New York

Katherine Porter

David McKee Gallery

Boston-based Katherine Porter was one of the innumerable grid-worrying painters of the early ’70s; she has lately broken out with a great blast of eccentric energy, perhaps emboldened by the recent vogue of skewed, quirky abstraction, certainly adding her own note to it. Her paintings have a theatrical quality and the rough gaiety of big dogs. They are also manically sophisticated, as if a lifetime’s education were being regurgitated all at once. Recent Philip Guston has clearly been a decisive influence, and one could describe some of her paintings in terms that would fit some of his: inept-cartoony shapes in aggressively hot, dark or plummy colors, jumbled in shallow, stagelike spaces, the whole knitted by brushy facture of pasty or chalky pigment-choked oils.

But Porter is out to indulge, and show off, a wider repertoire than Guston’s “dumb” style allows. She hews to the abstract, for one thing, and her pictures are full of overpainted and scored stripes, spirals, patches, squiggles and “shadows” that make for jokey ambiguities in the pictorial space somewhat à la those manneristically exploited by James Havard. And her shapes and compositions seem jammed with homages to a very peculiar range of past art. I was variously reminded of German Expressionism, Marsden Hartley and Arthur Dove, plus mythological Pollock and early Still, and maybe de Chirico. There are also hints of the labyrinthine, stepped and arcaded spaces typical of some “art of the insane”—Adolf Wölfli, Martin Ramirez.

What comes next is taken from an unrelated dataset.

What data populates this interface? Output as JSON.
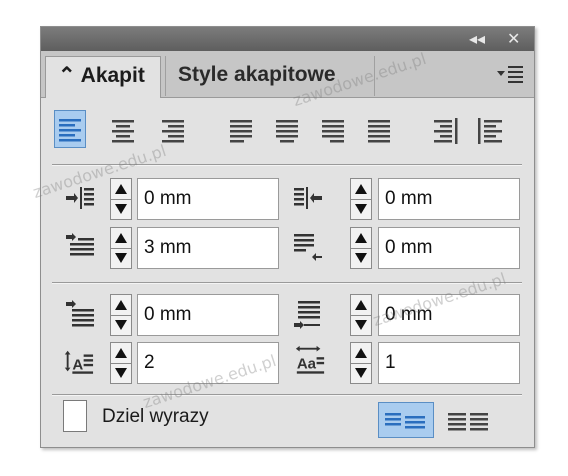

Heady stuff, which makes one shy of crediting too readily the expressionistic and symbolical undertones of the work: might they not be mere virtuoso theater, too? Nor do Porter’s insouciant titles—one is Jugglers, Puppets, Magicians, Egyptians—inspire a lot of confidence. Still, there’s a good, dark, pungent energy to the painting, and a liberating willingness to be “vulgar.” Some of her paintings look like the work of someone who, though crazy about painting, has never painted before. Porter being thoroughly skilled, this look is witty. Indeed, the literary mode nearest to Porter’s, as to most interesting new art today, is comedy. The question is whether it is serious comedy—a delight in taking the truth by surprise—or just facetiousness, with no thought to anything in particular.

Peter Schjeldahl